Bottom Line: Home visiting programs focused on improving early childhood environments are commonplace in North America.The interaction between program and income quintiles was not statistically significant suggesting that the program effect did not differ by income quintile.Evidence-based program enhancements have the potential to increase these rates further, however more research is needed to inform policy makers of optimal approaches in this regard, especially with respect to cost-effectiveness.

View Article: PubMed Central - PubMed

Affiliation: Department of Community Health Sciences, University of Manitoba, Winnipeg, Manitoba, Canada. Michael.Isaac@gov.mb.ca.

ABSTRACT

Background: Home visiting programs focused on improving early childhood environments are commonplace in North America. A goal of many of these programs is to improve the overall health of children, including promotion of age appropriate vaccination. In this study, population-based data are used to examine the effect of a home visiting program on vaccination rates in children.

Methods: Home visiting program data from Manitoba, Canada were linked to several databases, including a provincial vaccination registry to examine vaccination rates in a cohort of children born between 2003 and 2009. Propensity score weights were used to balance potential confounders between a group of children enrolled in the program (n = 4,562) and those who were eligible but not enrolled (n = 5,184). Complete and partial vaccination rates for one and two year old children were compared between groups, including stratification into area-level income quintiles.

Results: Complete vaccination rates from birth to age 1 and 2 were higher for those enrolled in the Families First program [Average Treatment Effect Risk Ratio (ATE RR) 1.06 (95 % CI 1.03-1.08) and 1.10 (95 % CI 1.05-1.15) respectively]. No significant differences were found between groups having at least one vaccination at age 1 or 2 [ATE RR 1.01 (95 % CI 1.00-1.02) and 1.00 (95 % CI 1.00-1.01) respectively). The interaction between program and income quintiles was not statistically significant suggesting that the program effect did not differ by income quintile.
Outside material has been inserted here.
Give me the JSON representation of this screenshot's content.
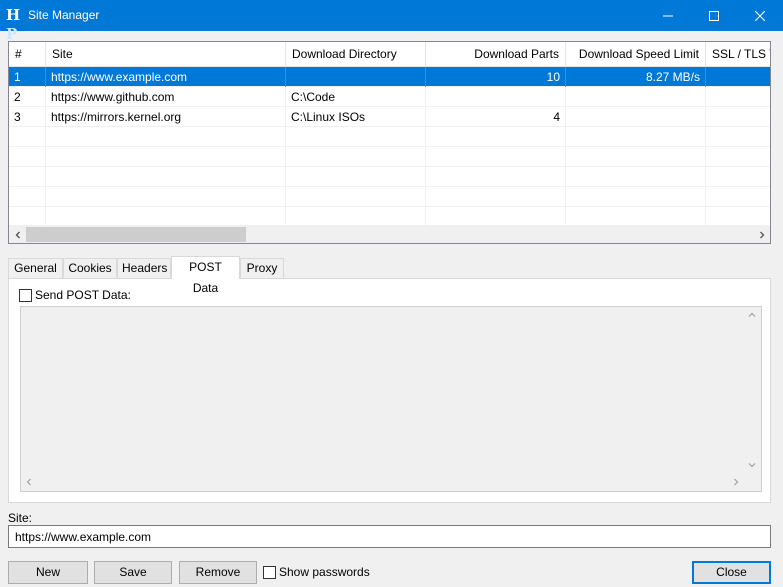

Conclusions: Home visiting programs have the potential to increase vaccination rates for children enrolled, despite limited program content directed towards this end. Evidence-based program enhancements have the potential to increase these rates further, however more research is needed to inform policy makers of optimal approaches in this regard, especially with respect to cost-effectiveness.

No MeSH data available.


Related in: MedlinePlus